How Land Diving Works

        Adventure | Air Sports

Origins and Experience of Land Diving

Land diving originated from a legendary tale of marital discord. Years ago, a village woman was trying to escape her abusive husband. She fled and climbed up a tall tree. Her husband Tamalie climbed up after her, intending to continue her beating. To his surprise, she jumped from the tree, presumably to her death. He followed her, in either grief or an attempt to catch her. What he didn't know was that she had tied vines to her ankles. So she survived the fall. Tamalie, on the other hand, did not.

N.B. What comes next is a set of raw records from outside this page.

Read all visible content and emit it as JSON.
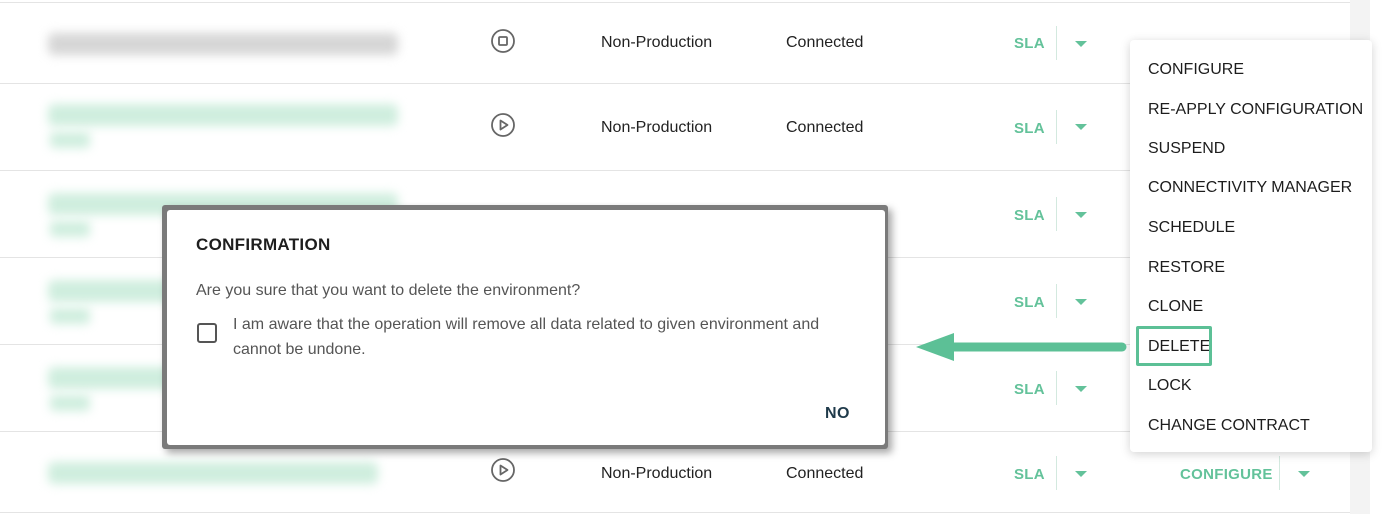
{
  "rows": [
    {
      "environment": "Non-Production",
      "status": "Connected",
      "sla": "SLA"
    },
    {
      "environment": "Non-Production",
      "status": "Connected",
      "sla": "SLA"
    },
    {
      "sla": "SLA"
    },
    {
      "sla": "SLA"
    },
    {
      "sla": "SLA"
    },
    {
      "environment": "Non-Production",
      "status": "Connected",
      "sla": "SLA",
      "action": "CONFIGURE"
    }
  ],
  "action_menu": {
    "items": [
      "CONFIGURE",
      "RE-APPLY CONFIGURATION",
      "SUSPEND",
      "CONNECTIVITY MANAGER",
      "SCHEDULE",
      "RESTORE",
      "CLONE",
      "DELETE",
      "LOCK",
      "CHANGE CONTRACT"
    ],
    "highlighted": "DELETE"
  },
  "dialog": {
    "title": "CONFIRMATION",
    "question": "Are you sure that you want to delete the environment?",
    "checkbox_label": "I am aware that the operation will remove all data related to given environment and cannot be undone.",
    "no_label": "NO"
  },
  "colors": {
    "accent": "#63c29a",
    "highlight_border": "#5cc096",
    "arrow": "#5cc096"
  }
}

The legend gets a little muddy at this point. Some people claim that the village men began practicing land diving in case they ever found themselves in a similar predicament. Barred from performing dives, the women instead gathered at the foot of the tree to watch. They would listen as their husbands, high up on the platforms, made speeches decrying their wives' behavior [source: Soden]. Others state that, in the beginning, the village woman who made the first jump repeated her feat every year. But the men soon took over -- to both prove to her their shame and their courage [source: AJ Hackett]. And, even after the woman died, the ritual remained. At first, the men jumped from trees. But later the ritual evolved and a handcrafted tower was erected instead.

On Pentecost Island, the first yam crop arrives in April. Around this time, the islanders begin building a huge tower with brush and wood from the surrounding jungle. They also select liana vines for the divers. The vines should have plenty of sap inside, which means they're supple and less likely to snap. It takes about five weeks to build the tower, which eventually ends up at a maximum of 98 feet (30 meters) with platforms placed at various heights. Vines secure the tower to the ground.

A trusted tribe elder supervises the entire process, even selecting each jumper's vine. He uses no mechanical calculations to cut the correct length of vine -- he bases his decision solely on years of trial and error. A vine that's cut too long can cause the diver to hit the ground at a high speed, and a vine that's cut too short can cause the diver to slam into the tower and destroy it. Islanders also till the earth below to give it a cushion and help to soften landings.

During the naghol ceremony, the first diver climbs the tower. Elders tie one vine to each foot, and he steps out onto the platform to address the crowd below. The women and men on the ground whoop, dance and clap their hands, cheering on the diver. Usually the diver will address the crowd, speaking what could be his last words. Many divers use this time to get things off their chests and make sure that all their issues are settled. A diver can change his mind at any time without fear of humiliation.

When the brave ones do make their jumps, the crowd goes momentarily silent. In a perfect jump, the diver will cross his arms over his chest. This prevents the arms from being injured or broken upon impact. As he approaches the ground, he will tuck his head in so that his shoulders touch the ground -- ensuring fertility for the next season's yam crop. A not-so-perfect jump can result in a broken neck, concussion or internal injuries. After a jump, the islanders rush to check on the well-being of the diver, cut the vines off his feet and -- depending on how he fared the fall -- send him off into the crowd to celebrate his feat of courage.